Competing in the Gray Zone
October 24, 2018
The United States faces an array of challenges from adversaries that blend all tools of statecraft while also operating below the threshold of conventional war. The United States lacks clearly defined strategies to address these challenges. This series of critical questions explains the “gray zone” and the United States’ current readiness to compete in this space.
Q1: What is Gray Zone Conflict?
A1: Gray zone actions challenge U.S. interests, influence, or power and do so in ways designed to avoid direct U.S. military responses. Examples include Russia’s disinformation campaigns against societies in the West, its use of cyber activities to threaten western businesses, and its use of proxy forces to annex territory and foment civil war in Ukraine. Iran also uses proxies like Hezbollah to promote Iranian government interests. China’s economic policies throughout Africa and Asia, its island building, and use of a range of maritime assets to harass foreign vessels and deny them access to international waters may also be considered gray zone actions. The United States developed decades of experience in countering these types of activities during the Cold War. However, it will have to remember, or re-learn and adapt, if it is to be as successful in the future.

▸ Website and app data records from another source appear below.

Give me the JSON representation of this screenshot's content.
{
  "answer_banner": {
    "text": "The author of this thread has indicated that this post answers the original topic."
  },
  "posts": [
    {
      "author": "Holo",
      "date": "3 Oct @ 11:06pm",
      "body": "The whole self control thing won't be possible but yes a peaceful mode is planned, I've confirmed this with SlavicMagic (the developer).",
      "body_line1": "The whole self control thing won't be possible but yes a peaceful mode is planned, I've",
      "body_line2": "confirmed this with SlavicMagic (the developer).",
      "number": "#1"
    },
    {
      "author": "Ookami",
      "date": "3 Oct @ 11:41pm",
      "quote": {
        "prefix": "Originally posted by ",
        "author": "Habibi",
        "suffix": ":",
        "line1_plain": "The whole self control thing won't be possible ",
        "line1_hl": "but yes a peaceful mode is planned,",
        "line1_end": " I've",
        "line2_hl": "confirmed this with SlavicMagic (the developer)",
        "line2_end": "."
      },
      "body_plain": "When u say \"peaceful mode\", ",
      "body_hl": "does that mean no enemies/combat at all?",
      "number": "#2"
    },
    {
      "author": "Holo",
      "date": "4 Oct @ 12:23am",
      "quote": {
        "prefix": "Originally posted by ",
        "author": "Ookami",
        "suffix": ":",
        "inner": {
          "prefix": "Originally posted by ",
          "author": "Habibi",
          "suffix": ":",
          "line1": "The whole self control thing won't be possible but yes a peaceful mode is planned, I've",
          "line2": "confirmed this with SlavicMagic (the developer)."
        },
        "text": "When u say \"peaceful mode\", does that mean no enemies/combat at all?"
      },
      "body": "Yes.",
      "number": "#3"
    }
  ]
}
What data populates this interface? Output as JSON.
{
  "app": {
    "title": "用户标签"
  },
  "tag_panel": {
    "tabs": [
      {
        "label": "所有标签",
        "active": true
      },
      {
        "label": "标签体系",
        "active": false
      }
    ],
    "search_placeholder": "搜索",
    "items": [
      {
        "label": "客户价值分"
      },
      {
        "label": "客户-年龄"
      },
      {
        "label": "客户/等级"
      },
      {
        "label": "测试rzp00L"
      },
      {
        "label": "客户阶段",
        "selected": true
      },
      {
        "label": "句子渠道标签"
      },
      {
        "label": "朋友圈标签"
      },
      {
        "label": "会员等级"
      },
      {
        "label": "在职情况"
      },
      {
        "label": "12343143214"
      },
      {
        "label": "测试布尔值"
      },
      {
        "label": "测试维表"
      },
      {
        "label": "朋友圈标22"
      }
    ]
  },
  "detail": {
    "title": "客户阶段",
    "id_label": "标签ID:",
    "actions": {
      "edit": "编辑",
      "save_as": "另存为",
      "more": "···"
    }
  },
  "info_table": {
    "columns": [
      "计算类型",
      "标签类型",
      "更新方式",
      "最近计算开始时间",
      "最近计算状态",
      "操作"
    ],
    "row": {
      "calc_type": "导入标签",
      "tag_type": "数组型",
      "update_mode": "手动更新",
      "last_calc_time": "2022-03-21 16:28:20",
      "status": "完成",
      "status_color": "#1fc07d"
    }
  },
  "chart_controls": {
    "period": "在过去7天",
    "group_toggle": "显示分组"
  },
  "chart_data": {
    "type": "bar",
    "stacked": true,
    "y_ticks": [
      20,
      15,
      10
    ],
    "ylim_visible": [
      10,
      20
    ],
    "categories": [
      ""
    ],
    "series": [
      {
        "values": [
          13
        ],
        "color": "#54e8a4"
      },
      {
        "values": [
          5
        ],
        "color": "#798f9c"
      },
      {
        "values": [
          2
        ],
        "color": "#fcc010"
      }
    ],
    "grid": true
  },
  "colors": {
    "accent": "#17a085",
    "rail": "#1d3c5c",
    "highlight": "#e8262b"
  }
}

Q2: If it usually isn’t direct military confrontation, why should the United States care?
A2: The United States should care because countries are using gray zone actions to undermine U.S. advantages, strengths, and interests. When China builds military outposts in international waters or when Russia uses non-uniformed soldiers to invade and attack a sovereign neighbor, it erodes confidence in a rules-based system. Rules—and the predictability they enable—are important for facilitating business deals, expanding trade, managing conflict and escalation, and conducting diplomatic negotiations. The system of political and economic predictability has benefited the United States, its allies, and its partners for decades.
Additionally, cyberattacks can cause real damage to U.S. infrastructure; economic coercion can hurt the bottom lines of U.S. businesses; proxy forces can threaten U.S. forces and civilians and while avoiding retaliation by the United States against the sponsoring state; and disinformation can impact the outcomes of crucial Western elections and referenda. In other words, gray zone activity by competitors like Russia, China, Iran, and North Korea can have real, tangible costs for U.S. interests.
Q3: How does it work?
A3: Gray zone actions exist, and thrive, at the margins of “acceptable” state behavior with thresholds bound between day-to-day statecraft and acts of war, intended to delay or paralyze competitors’ decisionmaking. In executing a gray zone strategy, a state can draw on any tools of foreign policy—both military and non-military, and governmental and non-governmental. Such an approach creates difficulties not only for deciding whether to respond, but how and with which actors or tools. Additionally, gray zone actors may use ambiguity, deniability, or covert action in using gray zone tools, further complicating efforts to assess intent and attribution, as well as the ability to respond.
Q4: Is the United States ready to compete?
A4: No. The United States is beginning to recognize how gray zone competitors operate. It has the capability to be a formidable and effective gray zone actor but does not yet have a plan to employ or integrate its capabilities to achieve its objectives. The National Security Strategy and National Defense Strategy establish the administration’s intent to take seriously the challenges from state competitors, principally China and Russia, and to a lesser extent Iran and North Korea. More work is needed to move beyond a clear understanding of the problem into specific actions, operational frameworks, and strategic approaches that could be drawn upon to more consistently and effectively counter gray zone actions directed at the United States. The United States will need to be agile in its responses and proactive measures, both to quickly counter gray zone actions and to limit the predictability that its adversaries have exploited.
Michael Matlaga is a research assistant with the International Security Program at the Center for Strategic and International Studies (CSIS) in Washington, D.C. John Schaus is a fellow with the CSIS International Security Program.
Critical Questions is produced by the Center for Strategic and International Studies (CSIS), a private, tax-exempt institution focusing on international public policy issues. Its research is nonpartisan and nonproprietary. CSIS does not take specific policy positions. Accordingly, all views, positions, and conclusions expressed in this publication should be understood to be solely those of the author(s).
© 2018 by the Center for Strategic and International Studies. All rights reserved.